Barkett Examines the First 100 Days of Case Law Under the 2015 Amendments to the Federal Rules

“The Chief Justice’s 2015 report on the judiciary was a clarion call for culture change in the ‘contest’ that we call litigation. The early returns on the 2015 amendments are hopeful,” writes Shook, Hardy & Bacon Partner John Barkett in an April 14 Bloomberg BNA—Digital Discovery & Evidence Report article titled, “The First 100 Days (or So) of Case Law Under the 2015 Amendments to the Federal Rules.” Among Barkett’s many accomplishments and appointments, he has been a member of the Advisory Committee for Civil Rules of the Federal Judicial Conference since 2012.

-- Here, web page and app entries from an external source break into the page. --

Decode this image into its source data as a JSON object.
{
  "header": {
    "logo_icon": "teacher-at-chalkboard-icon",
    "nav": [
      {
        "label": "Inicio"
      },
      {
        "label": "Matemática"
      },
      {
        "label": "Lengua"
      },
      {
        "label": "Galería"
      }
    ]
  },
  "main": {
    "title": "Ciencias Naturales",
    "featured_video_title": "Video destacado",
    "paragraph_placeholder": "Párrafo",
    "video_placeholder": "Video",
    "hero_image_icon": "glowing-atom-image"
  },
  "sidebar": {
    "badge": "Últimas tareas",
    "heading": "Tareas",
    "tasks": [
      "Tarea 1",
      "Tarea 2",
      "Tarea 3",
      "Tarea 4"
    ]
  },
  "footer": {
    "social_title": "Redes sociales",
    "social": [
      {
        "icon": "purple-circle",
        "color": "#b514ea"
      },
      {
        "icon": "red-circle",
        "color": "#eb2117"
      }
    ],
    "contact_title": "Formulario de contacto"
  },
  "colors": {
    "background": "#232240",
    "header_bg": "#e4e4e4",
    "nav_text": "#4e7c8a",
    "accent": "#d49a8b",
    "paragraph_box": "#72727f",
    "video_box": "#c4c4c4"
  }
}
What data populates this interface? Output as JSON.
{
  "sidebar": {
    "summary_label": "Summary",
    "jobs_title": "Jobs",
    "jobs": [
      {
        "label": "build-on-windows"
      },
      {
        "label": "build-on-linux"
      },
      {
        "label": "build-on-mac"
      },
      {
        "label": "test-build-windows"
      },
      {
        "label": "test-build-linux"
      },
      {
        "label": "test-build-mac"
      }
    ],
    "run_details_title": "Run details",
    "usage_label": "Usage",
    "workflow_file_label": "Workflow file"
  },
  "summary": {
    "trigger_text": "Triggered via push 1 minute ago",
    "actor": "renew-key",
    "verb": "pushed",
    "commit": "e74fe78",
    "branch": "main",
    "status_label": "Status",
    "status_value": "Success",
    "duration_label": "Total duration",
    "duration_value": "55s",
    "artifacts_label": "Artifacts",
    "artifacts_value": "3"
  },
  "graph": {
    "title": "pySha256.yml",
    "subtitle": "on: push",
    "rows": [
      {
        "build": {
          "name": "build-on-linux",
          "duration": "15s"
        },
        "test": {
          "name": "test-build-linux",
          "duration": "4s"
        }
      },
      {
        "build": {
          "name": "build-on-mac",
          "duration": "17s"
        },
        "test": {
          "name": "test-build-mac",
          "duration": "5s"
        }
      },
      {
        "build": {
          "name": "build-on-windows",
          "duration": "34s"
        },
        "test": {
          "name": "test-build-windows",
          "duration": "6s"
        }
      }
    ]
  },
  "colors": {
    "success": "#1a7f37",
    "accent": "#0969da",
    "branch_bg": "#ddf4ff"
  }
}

U.S. Supreme Court Chief Justice John Roberts published a report in January 2016 detailing major changes to the Federal Rules of Civil Procedure, which became effective on December 1, 2015. Barkett’s article examines some amendments to the Federal Rules and progress in reaching Justice Roberts’ challenge posed to lawyers and judges to “deliver speedy, fair and efficient justice” 100 days into operating under the new standards, based on decisions rendered since Dec. 1, 2015. Specifically, Barkett evaluates the changes to Rules 1, 26(b)(1) and 37(e).

Summarizing the changes in these rules, Barkett explains that “Rule 1 now directs that the Federal Rules ‘should be construed, administered, and employed by the court and the parties to secure the just, speedy and inexpensive determination of every action and proceeding.’” Regarding 26(b)(1), Barkett covers two deletions (on limiting discovery and “reasonably calculated to lead to the discovery of admissible evidence) and one addition, covering proportionality. For 37(e), Barkett discusses the revised sanctions for the loss of electronically stored information.

Through analyzing the decisions, Barkett sees that the 2015 amendments are inspiring culture change and more just and cost-effective litigation. However, Barkett expresses that the bench and bar “must be both vigilant and vigorous if we are to take advantage of the ‘opportunity to help ensure that federal court litigation does not degenerate into wasteful clashes over matters that have little to do with achieving a just result.’”